  2. Maryland Overdose Response Program –The Maryland Overdose Response Program (ORP)offers in-person, hands-on training and certification in recognizing and responding to opioid overdose with naloxone. Most ORP trainings are free to attend and also provide naloxone to trainees at no charge. Visit the ORP website or contact the ORP for more information.


*Source: Maryland Department of Health and Mental Hygiene

Know the Signs

Students on Campus

Although each case is different, there are common signs of potential opioid misuse and abuse.

These include:

  • Negative changes in grades
  • Skipping classes
  • Dropping longtime friends 
  • Loss of interest in usual activities
  • Changes in appearance ... an uncharacteristic lack of concern for grooming or hygiene
  • Changes in general behavior, including sleeping and eating habits 

*Source: Operation Prevention, Discovery Education, Discovery Communications, LLC.

Maryland’s Good Samaritan Law

Maryland Department of Health and Mental Hygiene

Maryland’s Good Samaritan Law protects people assisting in an emergency overdose situation from arrest, as well as prosecution, for certain crimes.

The purpose of the law is to encourage any person regardless of age, who experiences or observes a medical emergency caused by the ingestion or use of alcohol or other drugs, to seek medical assistance without fear of arrest or prosecution for:

  • Possessing or using a controlled dangerous substance
  • Possessing or using drug paraphernalia
  • Providing alcohol to minors

The Good Samaritan Law applies to any person who seeks, provides, or assists with the provision of medical assistance as the result of a person ingesting or using alcohol or drugs.

It also applies to the victims if the victims receive assistance because someone else sought assistance for them.

View the Good Samaritan Fact Sheet 

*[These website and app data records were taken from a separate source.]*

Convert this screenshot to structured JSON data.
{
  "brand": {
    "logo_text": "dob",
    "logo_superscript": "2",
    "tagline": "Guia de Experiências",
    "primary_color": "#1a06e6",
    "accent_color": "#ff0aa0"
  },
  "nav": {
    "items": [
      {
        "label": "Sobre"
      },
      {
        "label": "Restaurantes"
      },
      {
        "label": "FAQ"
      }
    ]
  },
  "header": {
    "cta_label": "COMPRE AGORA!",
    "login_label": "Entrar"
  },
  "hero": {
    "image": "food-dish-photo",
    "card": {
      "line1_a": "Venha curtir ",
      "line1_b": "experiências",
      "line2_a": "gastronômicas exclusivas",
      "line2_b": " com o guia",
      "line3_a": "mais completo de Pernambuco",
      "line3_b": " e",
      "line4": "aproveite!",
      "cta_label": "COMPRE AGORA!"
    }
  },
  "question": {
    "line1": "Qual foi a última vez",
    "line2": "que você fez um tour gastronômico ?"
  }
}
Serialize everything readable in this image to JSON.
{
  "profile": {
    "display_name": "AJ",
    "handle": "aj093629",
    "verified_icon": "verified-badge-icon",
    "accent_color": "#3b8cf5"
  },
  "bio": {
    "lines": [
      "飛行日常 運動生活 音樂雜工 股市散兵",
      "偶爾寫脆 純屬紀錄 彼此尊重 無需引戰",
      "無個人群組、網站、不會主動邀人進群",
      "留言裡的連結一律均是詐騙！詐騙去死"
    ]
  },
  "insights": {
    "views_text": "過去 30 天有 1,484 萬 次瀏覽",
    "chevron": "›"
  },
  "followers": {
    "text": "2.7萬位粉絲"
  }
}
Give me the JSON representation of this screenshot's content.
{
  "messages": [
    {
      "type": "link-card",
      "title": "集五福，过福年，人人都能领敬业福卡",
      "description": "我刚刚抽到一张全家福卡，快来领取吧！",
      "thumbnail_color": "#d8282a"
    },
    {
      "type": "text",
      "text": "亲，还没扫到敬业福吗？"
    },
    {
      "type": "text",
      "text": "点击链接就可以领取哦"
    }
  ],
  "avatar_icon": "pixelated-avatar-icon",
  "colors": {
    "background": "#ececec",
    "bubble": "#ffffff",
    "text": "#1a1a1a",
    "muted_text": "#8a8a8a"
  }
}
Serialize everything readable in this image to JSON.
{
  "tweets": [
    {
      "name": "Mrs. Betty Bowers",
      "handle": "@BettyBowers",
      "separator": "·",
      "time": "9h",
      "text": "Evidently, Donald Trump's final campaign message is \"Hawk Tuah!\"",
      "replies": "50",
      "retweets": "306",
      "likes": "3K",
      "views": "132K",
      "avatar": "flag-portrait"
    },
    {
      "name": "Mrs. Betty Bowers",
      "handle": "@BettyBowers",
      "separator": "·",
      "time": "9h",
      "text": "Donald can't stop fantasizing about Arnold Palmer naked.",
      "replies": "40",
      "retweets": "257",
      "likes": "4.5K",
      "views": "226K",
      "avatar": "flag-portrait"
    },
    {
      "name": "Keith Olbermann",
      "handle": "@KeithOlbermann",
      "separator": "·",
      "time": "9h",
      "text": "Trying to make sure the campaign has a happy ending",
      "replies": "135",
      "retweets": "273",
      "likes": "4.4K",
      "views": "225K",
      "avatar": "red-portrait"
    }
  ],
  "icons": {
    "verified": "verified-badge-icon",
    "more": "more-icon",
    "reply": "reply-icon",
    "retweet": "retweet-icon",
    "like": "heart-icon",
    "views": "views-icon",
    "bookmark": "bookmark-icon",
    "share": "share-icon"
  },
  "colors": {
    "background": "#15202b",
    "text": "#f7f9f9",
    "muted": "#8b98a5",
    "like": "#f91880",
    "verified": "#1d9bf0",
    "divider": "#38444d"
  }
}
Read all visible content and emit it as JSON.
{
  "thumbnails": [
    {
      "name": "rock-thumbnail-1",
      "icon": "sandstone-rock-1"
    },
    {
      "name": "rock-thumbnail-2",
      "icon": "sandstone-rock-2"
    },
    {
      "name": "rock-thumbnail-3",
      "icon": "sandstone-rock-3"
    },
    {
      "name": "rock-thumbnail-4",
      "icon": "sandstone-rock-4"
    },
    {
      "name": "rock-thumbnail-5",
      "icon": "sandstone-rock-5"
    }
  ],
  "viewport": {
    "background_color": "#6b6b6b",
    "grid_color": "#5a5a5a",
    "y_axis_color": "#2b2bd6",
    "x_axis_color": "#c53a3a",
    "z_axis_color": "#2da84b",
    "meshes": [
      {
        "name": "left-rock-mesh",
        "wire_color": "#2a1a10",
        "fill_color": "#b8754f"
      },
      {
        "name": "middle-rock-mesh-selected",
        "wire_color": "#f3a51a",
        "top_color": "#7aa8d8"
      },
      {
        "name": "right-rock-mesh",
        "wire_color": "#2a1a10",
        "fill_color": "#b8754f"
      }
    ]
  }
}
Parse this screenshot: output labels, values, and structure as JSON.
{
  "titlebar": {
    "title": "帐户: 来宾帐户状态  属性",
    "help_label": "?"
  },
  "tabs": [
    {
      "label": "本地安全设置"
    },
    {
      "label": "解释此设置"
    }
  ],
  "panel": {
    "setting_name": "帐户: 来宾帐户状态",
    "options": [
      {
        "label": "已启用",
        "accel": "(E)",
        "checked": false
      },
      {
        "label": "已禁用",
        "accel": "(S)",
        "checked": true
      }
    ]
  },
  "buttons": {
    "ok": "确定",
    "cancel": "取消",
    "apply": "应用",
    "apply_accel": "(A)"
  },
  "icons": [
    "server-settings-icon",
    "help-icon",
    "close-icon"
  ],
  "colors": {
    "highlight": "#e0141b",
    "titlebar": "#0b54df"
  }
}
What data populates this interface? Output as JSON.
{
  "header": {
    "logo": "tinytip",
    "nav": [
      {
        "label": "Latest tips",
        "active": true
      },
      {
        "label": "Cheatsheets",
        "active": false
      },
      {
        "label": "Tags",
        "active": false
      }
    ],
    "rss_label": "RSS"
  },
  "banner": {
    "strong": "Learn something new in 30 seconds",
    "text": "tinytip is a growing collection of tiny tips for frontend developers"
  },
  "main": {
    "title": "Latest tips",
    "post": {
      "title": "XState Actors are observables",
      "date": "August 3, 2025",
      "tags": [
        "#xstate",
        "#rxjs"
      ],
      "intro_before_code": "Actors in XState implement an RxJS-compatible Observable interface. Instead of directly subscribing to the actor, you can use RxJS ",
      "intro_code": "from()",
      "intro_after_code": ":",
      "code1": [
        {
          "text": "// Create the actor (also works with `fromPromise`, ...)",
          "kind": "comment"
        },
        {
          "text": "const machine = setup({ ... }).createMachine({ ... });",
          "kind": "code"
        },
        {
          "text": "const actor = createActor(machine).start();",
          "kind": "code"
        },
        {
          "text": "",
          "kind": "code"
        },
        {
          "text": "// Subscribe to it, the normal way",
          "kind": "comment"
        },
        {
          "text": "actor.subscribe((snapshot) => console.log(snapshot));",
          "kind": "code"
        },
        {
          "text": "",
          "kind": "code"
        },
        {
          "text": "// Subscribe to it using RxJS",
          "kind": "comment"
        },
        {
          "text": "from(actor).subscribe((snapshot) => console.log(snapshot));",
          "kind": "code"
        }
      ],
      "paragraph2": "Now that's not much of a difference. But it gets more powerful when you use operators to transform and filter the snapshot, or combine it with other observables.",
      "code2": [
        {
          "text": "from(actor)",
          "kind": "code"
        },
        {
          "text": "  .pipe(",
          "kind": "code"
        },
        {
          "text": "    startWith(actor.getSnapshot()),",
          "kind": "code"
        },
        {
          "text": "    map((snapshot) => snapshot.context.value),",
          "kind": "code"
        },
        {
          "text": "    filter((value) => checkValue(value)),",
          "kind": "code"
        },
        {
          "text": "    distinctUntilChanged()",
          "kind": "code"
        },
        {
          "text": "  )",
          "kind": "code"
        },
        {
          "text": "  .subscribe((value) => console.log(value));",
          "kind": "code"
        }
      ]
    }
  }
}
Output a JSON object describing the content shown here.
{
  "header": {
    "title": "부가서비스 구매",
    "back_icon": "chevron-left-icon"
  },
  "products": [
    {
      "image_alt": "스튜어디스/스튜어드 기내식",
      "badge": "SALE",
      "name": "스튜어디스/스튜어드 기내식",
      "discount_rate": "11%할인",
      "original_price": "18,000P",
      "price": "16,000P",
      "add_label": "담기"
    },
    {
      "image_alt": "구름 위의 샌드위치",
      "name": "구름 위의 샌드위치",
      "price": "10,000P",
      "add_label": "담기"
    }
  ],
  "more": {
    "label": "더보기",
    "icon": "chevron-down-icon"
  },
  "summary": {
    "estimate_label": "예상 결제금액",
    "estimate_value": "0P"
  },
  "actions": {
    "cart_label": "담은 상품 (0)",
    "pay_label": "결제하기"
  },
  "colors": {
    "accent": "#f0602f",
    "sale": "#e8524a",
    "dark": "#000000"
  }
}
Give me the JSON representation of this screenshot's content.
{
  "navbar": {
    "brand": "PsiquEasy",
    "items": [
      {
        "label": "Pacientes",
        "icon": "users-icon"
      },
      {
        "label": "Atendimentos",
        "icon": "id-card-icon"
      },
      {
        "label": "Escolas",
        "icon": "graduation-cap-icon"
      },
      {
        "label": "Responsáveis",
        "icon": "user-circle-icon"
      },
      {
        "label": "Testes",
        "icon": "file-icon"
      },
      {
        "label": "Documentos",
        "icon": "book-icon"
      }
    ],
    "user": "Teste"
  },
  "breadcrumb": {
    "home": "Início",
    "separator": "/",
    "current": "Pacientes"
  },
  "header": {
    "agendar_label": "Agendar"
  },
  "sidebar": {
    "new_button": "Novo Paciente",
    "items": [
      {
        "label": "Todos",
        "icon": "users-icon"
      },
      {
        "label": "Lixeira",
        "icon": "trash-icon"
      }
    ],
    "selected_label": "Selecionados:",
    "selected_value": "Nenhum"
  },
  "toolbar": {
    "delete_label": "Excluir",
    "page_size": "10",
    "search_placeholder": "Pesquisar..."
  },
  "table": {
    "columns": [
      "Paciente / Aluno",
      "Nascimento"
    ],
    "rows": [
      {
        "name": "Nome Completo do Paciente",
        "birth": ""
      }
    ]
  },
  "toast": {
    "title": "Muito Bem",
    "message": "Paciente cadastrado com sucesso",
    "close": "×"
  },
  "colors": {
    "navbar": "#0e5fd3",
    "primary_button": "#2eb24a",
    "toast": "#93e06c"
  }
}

Where to Get Help:

Maryland Crisis Hotline

Charles County Health Department

Calvert County Health Department

St. Mary's County Health Department